### ACTIVITY
Using the entries that follow, please report how many lines contain the word "catalog", with no other words.

#####

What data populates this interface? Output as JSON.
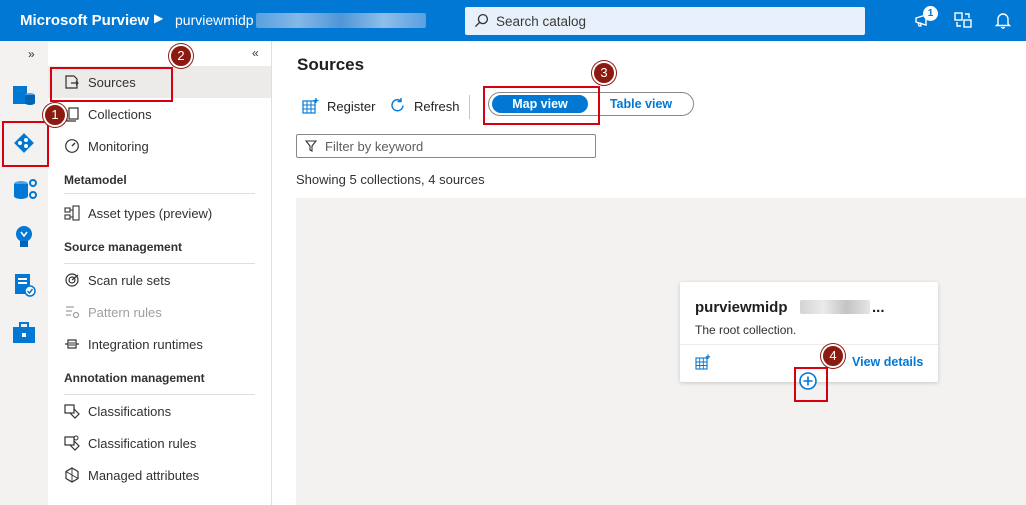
{
  "topbar": {
    "brand": "Microsoft Purview",
    "account": "purviewmidp",
    "search_placeholder": "Search catalog",
    "notification_count": "1"
  },
  "rail": {
    "expand": "»",
    "items": [
      "data-catalog",
      "data-map",
      "data-estate-insights",
      "data-policy",
      "management"
    ]
  },
  "menu": {
    "collapse": "«",
    "items": {
      "sources": "Sources",
      "collections": "Collections",
      "monitoring": "Monitoring",
      "metamodel_header": "Metamodel",
      "asset_types": "Asset types (preview)",
      "source_mgmt_header": "Source management",
      "scan_rule_sets": "Scan rule sets",
      "pattern_rules": "Pattern rules",
      "integration_runtimes": "Integration runtimes",
      "annotation_header": "Annotation management",
      "classifications": "Classifications",
      "classification_rules": "Classification rules",
      "managed_attributes": "Managed attributes"
    }
  },
  "main": {
    "title": "Sources",
    "register": "Register",
    "refresh": "Refresh",
    "map_view": "Map view",
    "table_view": "Table view",
    "filter_placeholder": "Filter by keyword",
    "showing": "Showing 5 collections, 4 sources",
    "card": {
      "title": "purviewmidp",
      "ellipsis": "...",
      "description": "The root collection.",
      "view_details": "View details"
    }
  },
  "callouts": [
    "1",
    "2",
    "3",
    "4"
  ],
  "colors": {
    "accent": "#0078d4",
    "callout": "#8b1a10",
    "highlight": "#d6000f"
  }
}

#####

### RESPONSE BOX
2